**Supplied material**
[Start of section]
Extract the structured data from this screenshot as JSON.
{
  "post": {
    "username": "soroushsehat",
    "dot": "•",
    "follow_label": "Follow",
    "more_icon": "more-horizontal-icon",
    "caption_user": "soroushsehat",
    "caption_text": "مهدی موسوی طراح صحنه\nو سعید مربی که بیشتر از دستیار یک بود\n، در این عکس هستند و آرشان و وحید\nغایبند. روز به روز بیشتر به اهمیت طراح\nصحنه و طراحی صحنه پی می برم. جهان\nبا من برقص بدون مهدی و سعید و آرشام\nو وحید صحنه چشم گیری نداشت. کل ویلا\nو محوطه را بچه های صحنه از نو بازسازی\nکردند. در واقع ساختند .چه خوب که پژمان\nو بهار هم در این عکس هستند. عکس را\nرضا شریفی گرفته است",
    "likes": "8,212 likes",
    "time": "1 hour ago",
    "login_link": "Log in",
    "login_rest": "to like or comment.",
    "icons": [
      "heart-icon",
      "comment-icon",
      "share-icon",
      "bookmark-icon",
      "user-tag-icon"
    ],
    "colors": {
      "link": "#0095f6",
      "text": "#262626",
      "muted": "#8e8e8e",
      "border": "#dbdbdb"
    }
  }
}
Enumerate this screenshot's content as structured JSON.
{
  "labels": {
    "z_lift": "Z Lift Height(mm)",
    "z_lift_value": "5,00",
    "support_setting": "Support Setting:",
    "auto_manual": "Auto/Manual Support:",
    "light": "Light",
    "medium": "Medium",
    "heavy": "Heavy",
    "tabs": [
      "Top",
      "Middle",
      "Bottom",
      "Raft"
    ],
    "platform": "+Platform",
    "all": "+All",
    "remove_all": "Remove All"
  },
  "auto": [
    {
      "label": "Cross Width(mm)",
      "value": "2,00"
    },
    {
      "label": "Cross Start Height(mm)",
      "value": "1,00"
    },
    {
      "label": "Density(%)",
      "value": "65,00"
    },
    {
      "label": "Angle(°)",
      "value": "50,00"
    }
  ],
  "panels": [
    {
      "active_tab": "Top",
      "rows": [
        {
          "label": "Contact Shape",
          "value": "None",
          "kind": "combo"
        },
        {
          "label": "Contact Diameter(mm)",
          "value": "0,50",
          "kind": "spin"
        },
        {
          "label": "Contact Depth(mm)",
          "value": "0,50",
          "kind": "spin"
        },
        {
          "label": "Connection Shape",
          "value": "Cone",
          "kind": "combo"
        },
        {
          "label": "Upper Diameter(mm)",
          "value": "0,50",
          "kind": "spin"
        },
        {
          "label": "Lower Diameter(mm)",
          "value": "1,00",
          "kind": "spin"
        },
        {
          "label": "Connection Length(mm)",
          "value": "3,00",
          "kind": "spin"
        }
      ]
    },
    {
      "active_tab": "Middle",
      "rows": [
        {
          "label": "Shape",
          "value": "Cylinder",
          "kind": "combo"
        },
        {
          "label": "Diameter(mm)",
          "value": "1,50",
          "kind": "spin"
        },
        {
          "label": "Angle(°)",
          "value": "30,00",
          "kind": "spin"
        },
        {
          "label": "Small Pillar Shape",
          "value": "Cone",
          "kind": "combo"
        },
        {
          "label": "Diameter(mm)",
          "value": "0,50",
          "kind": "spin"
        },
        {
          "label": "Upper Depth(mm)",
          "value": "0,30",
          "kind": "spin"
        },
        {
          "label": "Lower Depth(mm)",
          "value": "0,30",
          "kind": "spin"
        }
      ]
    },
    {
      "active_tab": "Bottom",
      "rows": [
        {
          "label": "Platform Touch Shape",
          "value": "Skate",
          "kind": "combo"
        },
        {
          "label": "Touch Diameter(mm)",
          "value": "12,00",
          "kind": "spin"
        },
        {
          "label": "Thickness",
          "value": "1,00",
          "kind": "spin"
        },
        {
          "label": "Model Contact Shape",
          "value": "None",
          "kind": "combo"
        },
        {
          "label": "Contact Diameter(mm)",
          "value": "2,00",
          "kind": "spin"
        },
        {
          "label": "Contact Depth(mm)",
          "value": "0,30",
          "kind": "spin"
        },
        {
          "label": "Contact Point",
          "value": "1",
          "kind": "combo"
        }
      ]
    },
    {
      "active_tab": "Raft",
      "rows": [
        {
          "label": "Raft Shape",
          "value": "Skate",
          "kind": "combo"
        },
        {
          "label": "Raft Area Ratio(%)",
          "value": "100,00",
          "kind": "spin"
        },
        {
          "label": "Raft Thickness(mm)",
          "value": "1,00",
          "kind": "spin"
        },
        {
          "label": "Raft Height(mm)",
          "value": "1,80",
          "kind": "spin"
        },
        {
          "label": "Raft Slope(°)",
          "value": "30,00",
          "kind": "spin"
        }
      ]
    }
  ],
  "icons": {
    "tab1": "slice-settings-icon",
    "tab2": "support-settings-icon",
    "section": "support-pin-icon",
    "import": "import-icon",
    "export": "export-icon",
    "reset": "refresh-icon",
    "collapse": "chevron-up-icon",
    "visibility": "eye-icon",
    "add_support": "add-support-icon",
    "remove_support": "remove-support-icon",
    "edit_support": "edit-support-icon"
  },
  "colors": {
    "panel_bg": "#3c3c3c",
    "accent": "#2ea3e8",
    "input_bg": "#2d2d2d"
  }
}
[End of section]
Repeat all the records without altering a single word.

Extract the structured data from this screenshot as JSON.
{
  "post": {
    "username": "soroushsehat",
    "dot": "•",
    "follow_label": "Follow",
    "more_icon": "more-horizontal-icon",
    "caption_user": "soroushsehat",
    "caption_text": "مهدی موسوی طراح صحنه\nو سعید مربی که بیشتر از دستیار یک بود\n، در این عکس هستند و آرشان و وحید\nغایبند. روز به روز بیشتر به اهمیت طراح\nصحنه و طراحی صحنه پی می برم. جهان\nبا من برقص بدون مهدی و سعید و آرشام\nو وحید صحنه چشم گیری نداشت. کل ویلا\nو محوطه را بچه های صحنه از نو بازسازی\nکردند. در واقع ساختند .چه خوب که پژمان\nو بهار هم در این عکس هستند. عکس را\nرضا شریفی گرفته است",
    "likes": "8,212 likes",
    "time": "1 hour ago",
    "login_link": "Log in",
    "login_rest": "to like or comment.",
    "icons": [
      "heart-icon",
      "comment-icon",
      "share-icon",
      "bookmark-icon",
      "user-tag-icon"
    ],
    "colors": {
      "link": "#0095f6",
      "text": "#262626",
      "muted": "#8e8e8e",
      "border": "#dbdbdb"
    }
  }
}
Enumerate this screenshot's content as structured JSON.
{
  "labels": {
    "z_lift": "Z Lift Height(mm)",
    "z_lift_value": "5,00",
    "support_setting": "Support Setting:",
    "auto_manual": "Auto/Manual Support:",
    "light": "Light",
    "medium": "Medium",
    "heavy": "Heavy",
    "tabs": [
      "Top",
      "Middle",
      "Bottom",
      "Raft"
    ],
    "platform": "+Platform",
    "all": "+All",
    "remove_all": "Remove All"
  },
  "auto": [
    {
      "label": "Cross Width(mm)",
      "value": "2,00"
    },
    {
      "label": "Cross Start Height(mm)",
      "value": "1,00"
    },
    {
      "label": "Density(%)",
      "value": "65,00"
    },
    {
      "label": "Angle(°)",
      "value": "50,00"
    }
  ],
  "panels": [
    {
      "active_tab": "Top",
      "rows": [
        {
          "label": "Contact Shape",
          "value": "None",
          "kind": "combo"
        },
        {
          "label": "Contact Diameter(mm)",
          "value": "0,50",
          "kind": "spin"
        },
        {
          "label": "Contact Depth(mm)",
          "value": "0,50",
          "kind": "spin"
        },
        {
          "label": "Connection Shape",
          "value": "Cone",
          "kind": "combo"
        },
        {
          "label": "Upper Diameter(mm)",
          "value": "0,50",
          "kind": "spin"
        },
        {
          "label": "Lower Diameter(mm)",
          "value": "1,00",
          "kind": "spin"
        },
        {
          "label": "Connection Length(mm)",
          "value": "3,00",
          "kind": "spin"
        }
      ]
    },
    {
      "active_tab": "Middle",
      "rows": [
        {
          "label": "Shape",
          "value": "Cylinder",
          "kind": "combo"
        },
        {
          "label": "Diameter(mm)",
          "value": "1,50",
          "kind": "spin"
        },
        {
          "label": "Angle(°)",
          "value": "30,00",
          "kind": "spin"
        },
        {
          "label": "Small Pillar Shape",
          "value": "Cone",
          "kind": "combo"
        },
        {
          "label": "Diameter(mm)",
          "value": "0,50",
          "kind": "spin"
        },
        {
          "label": "Upper Depth(mm)",
          "value": "0,30",
          "kind": "spin"
        },
        {
          "label": "Lower Depth(mm)",
          "value": "0,30",
          "kind": "spin"
        }
      ]
    },
    {
      "active_tab": "Bottom",
      "rows": [
        {
          "label": "Platform Touch Shape",
          "value": "Skate",
          "kind": "combo"
        },
        {
          "label": "Touch Diameter(mm)",
          "value": "12,00",
          "kind": "spin"
        },
        {
          "label": "Thickness",
          "value": "1,00",
          "kind": "spin"
        },
        {
          "label": "Model Contact Shape",
          "value": "None",
          "kind": "combo"
        },
        {
          "label": "Contact Diameter(mm)",
          "value": "2,00",
          "kind": "spin"
        },
        {
          "label": "Contact Depth(mm)",
          "value": "0,30",
          "kind": "spin"
        },
        {
          "label": "Contact Point",
          "value": "1",
          "kind": "combo"
        }
      ]
    },
    {
      "active_tab": "Raft",
      "rows": [
        {
          "label": "Raft Shape",
          "value": "Skate",
          "kind": "combo"
        },
        {
          "label": "Raft Area Ratio(%)",
          "value": "100,00",
          "kind": "spin"
        },
        {
          "label": "Raft Thickness(mm)",
          "value": "1,00",
          "kind": "spin"
        },
        {
          "label": "Raft Height(mm)",
          "value": "1,80",
          "kind": "spin"
        },
        {
          "label": "Raft Slope(°)",
          "value": "30,00",
          "kind": "spin"
        }
      ]
    }
  ],
  "icons": {
    "tab1": "slice-settings-icon",
    "tab2": "support-settings-icon",
    "section": "support-pin-icon",
    "import": "import-icon",
    "export": "export-icon",
    "reset": "refresh-icon",
    "collapse": "chevron-up-icon",
    "visibility": "eye-icon",
    "add_support": "add-support-icon",
    "remove_support": "remove-support-icon",
    "edit_support": "edit-support-icon"
  },
  "colors": {
    "panel_bg": "#3c3c3c",
    "accent": "#2ea3e8",
    "input_bg": "#2d2d2d"
  }
}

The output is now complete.